Usability is the extent to which a product can be used by specified users to achieve specified goals with effectiveness, efficiency and satisfaction in a specified context of use.

Usability is attached with all tools used by humans and is extended to both digital and non-digital devices. Thus it is a subset of user experience but not wholly contained. The section of usability that intersects with user experience design is related to human’s ability to use a system or application. Good usability is essential to a positive user experience but does not alone guarantee it.


Accessibility of a system describes its ease of reach, use and understanding. In terms of user experience design it can also be related to the overall comprehensibility of the information and features. It contributes to shorten the learning curve attached with the system. Accessibility in many contexts can be related to the ease of use for people with disabilities and comes under Usability.

Human–computer interaction

Human–computer interaction is concerned with the design, evaluation and implementation of interactive computing systems for human use and with the study of major phenomena surrounding them.

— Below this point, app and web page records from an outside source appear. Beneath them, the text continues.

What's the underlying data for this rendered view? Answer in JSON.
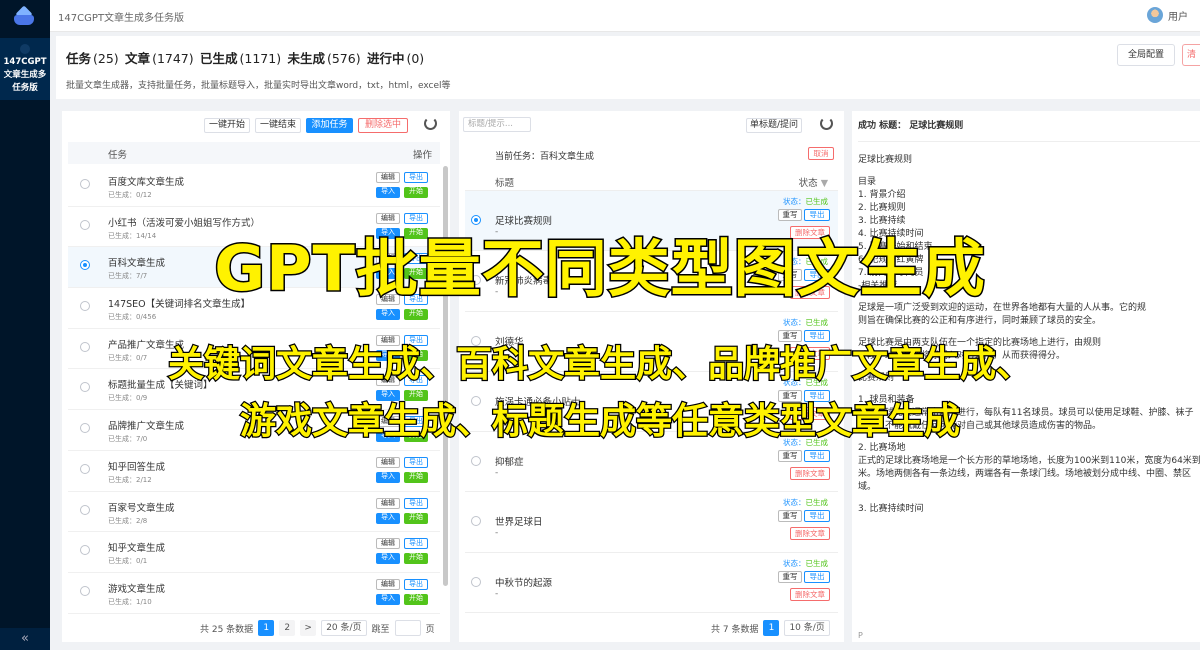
{
  "app": {
    "title": "147CGPT文章生成多任务版",
    "sidebar_label": "147CGPT文章生成多任务版",
    "collapse_glyph": "«",
    "user": "用户"
  },
  "header": {
    "stats": {
      "tasks_label": "任务",
      "tasks": "(25)",
      "articles_label": "文章",
      "articles": "(1747)",
      "done_label": "已生成",
      "done": "(1171)",
      "pending_label": "未生成",
      "pending": "(576)",
      "running_label": "进行中",
      "running": "(0)"
    },
    "description": "批量文章生成器，支持批量任务，批量标题导入，批量实时导出文章word，txt，html，excel等",
    "config_button": "全局配置",
    "edge_button": "清"
  },
  "task_panel": {
    "toolbar": {
      "start_all": "一键开始",
      "stop_all": "一键结束",
      "add_task": "添加任务",
      "delete_selected": "删除选中"
    },
    "columns": {
      "task": "任务",
      "action": "操作"
    },
    "actions": {
      "edit": "编辑",
      "export": "导出",
      "import": "导入",
      "start": "开始"
    },
    "rows": [
      {
        "name": "百度文库文章生成",
        "sub": "已生成：0/12"
      },
      {
        "name": "小红书（活泼可爱小姐姐写作方式）",
        "sub": "已生成：14/14"
      },
      {
        "name": "百科文章生成",
        "sub": "已生成：7/7"
      },
      {
        "name": "147SEO【关键词排名文章生成】",
        "sub": "已生成：0/456"
      },
      {
        "name": "产品推广文章生成",
        "sub": "已生成：0/7"
      },
      {
        "name": "标题批量生成【关键词】",
        "sub": "已生成：0/9"
      },
      {
        "name": "品牌推广文章生成",
        "sub": "已生成：7/0"
      },
      {
        "name": "知乎回答生成",
        "sub": "已生成：2/12"
      },
      {
        "name": "百家号文章生成",
        "sub": "已生成：2/8"
      },
      {
        "name": "知乎文章生成",
        "sub": "已生成：0/1"
      },
      {
        "name": "游戏文章生成",
        "sub": "已生成：1/10"
      }
    ],
    "pager": {
      "total": "共 25 条数据",
      "page1": "1",
      "page2": "2",
      "next": ">",
      "size": "20 条/页",
      "jump_label": "跳至",
      "page_unit": "页"
    }
  },
  "article_panel": {
    "search_placeholder": "标题/提示...",
    "single_button": "单标题/提问",
    "current_task": "当前任务：百科文章生成",
    "cancel": "取消",
    "columns": {
      "title": "标题",
      "status": "状态"
    },
    "status_prefix": "状态：",
    "status_value": "已生成",
    "actions": {
      "rewrite": "重写",
      "export": "导出",
      "delete": "删除文章"
    },
    "rows": [
      {
        "title": "足球比赛规则",
        "dash": "-"
      },
      {
        "title": "新冠肺炎病毒",
        "dash": "-"
      },
      {
        "title": "刘德华",
        "dash": "-"
      },
      {
        "title": "旋涡卡通必备小贴士",
        "dash": "-"
      },
      {
        "title": "抑郁症",
        "dash": "-"
      },
      {
        "title": "世界足球日",
        "dash": "-"
      },
      {
        "title": "中秋节的起源",
        "dash": "-"
      }
    ],
    "pager": {
      "total": "共 7 条数据",
      "page1": "1",
      "size": "10 条/页"
    }
  },
  "content_panel": {
    "header": "成功 标题：  足球比赛规则",
    "lines": [
      "足球比赛规则",
      "",
      "目录",
      "1. 背景介绍",
      "2. 比赛规则",
      "3. 比赛持续",
      "4. 比赛持续时间",
      "5. 比赛开始和结束",
      "6. 犯规和红黄牌",
      "7. 射门和守门员",
      "-相关推荐",
      "",
      "足球是一项广泛受到欢迎的运动，在世界各地都有大量的人从事。它的规",
      "则旨在确保比赛的公正和有序进行，同时兼顾了球员的安全。",
      "",
      "足球比赛是由两支队伍在一个指定的比赛场地上进行，由规则",
      "手段，球员需要将球踢入对方球门，从而获得得分。",
      "",
      "比赛规则",
      "",
      "1. 球员和装备",
      "一场足球比赛通常由两队进行，每队有11名球员。球员可以使用足球鞋、护膝、袜子",
      "备，但不能佩戴任何可能对自己或其他球员造成伤害的物品。",
      "",
      "2. 比赛场地",
      "正式的足球比赛场地是一个长方形的草地场地，长度为100米到110米，宽度为64米到",
      "米。场地两侧各有一条边线，两端各有一条球门线。场地被划分成中线、中圈、禁区",
      "域。",
      "",
      "3. 比赛持续时间"
    ],
    "footer": "P"
  },
  "overlay": {
    "title": "GPT批量不同类型图文生成",
    "line1": "关键词文章生成、百科文章生成、品牌推广文章生成、",
    "line2": "游戏文章生成、标题生成等任意类型文章生成"
  },
  "colors": {
    "accent": "#1890ff",
    "success": "#52c41a",
    "danger": "#f56c6c",
    "sidebar": "#001529",
    "overlay_text": "#fff200"
  }
}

Human–computer interaction is the main contributor to user experience design because of its emphasis on human performance rather than mere usability. It provides key research findings which inform the improvement of systems for the people. HCI extends its study towards more integrated interactions, such as tangible interactions, which is generally not covered in the practice of user experience. User experience cannot be manufactured or designed; it has to be incorporated in the design. Understanding the user's emotional quotient plays a key role while designing User Experience. The first step while designing the user experience is determining the reason a visitor will be visiting the website or use the application in question. Then the user experience can be designed accordingly.